ASSIGNMENT:
Repeat the full listing, word for word.

Start of EXTRACTED INFORMATION

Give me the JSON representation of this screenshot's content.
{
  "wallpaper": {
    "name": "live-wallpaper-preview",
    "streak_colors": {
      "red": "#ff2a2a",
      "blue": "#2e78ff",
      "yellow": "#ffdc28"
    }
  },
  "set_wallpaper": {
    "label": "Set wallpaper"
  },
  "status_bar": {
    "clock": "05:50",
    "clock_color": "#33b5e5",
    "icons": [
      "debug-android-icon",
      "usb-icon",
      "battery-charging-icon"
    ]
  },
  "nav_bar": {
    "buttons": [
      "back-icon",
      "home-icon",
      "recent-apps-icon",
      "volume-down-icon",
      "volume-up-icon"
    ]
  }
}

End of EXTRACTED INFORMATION

TASK OUTPUT:
Give me the JSON representation of this screenshot's content.
{
  "wallpaper": {
    "name": "live-wallpaper-preview",
    "streak_colors": {
      "red": "#ff2a2a",
      "blue": "#2e78ff",
      "yellow": "#ffdc28"
    }
  },
  "set_wallpaper": {
    "label": "Set wallpaper"
  },
  "status_bar": {
    "clock": "05:50",
    "clock_color": "#33b5e5",
    "icons": [
      "debug-android-icon",
      "usb-icon",
      "battery-charging-icon"
    ]
  },
  "nav_bar": {
    "buttons": [
      "back-icon",
      "home-icon",
      "recent-apps-icon",
      "volume-down-icon",
      "volume-up-icon"
    ]
  }
}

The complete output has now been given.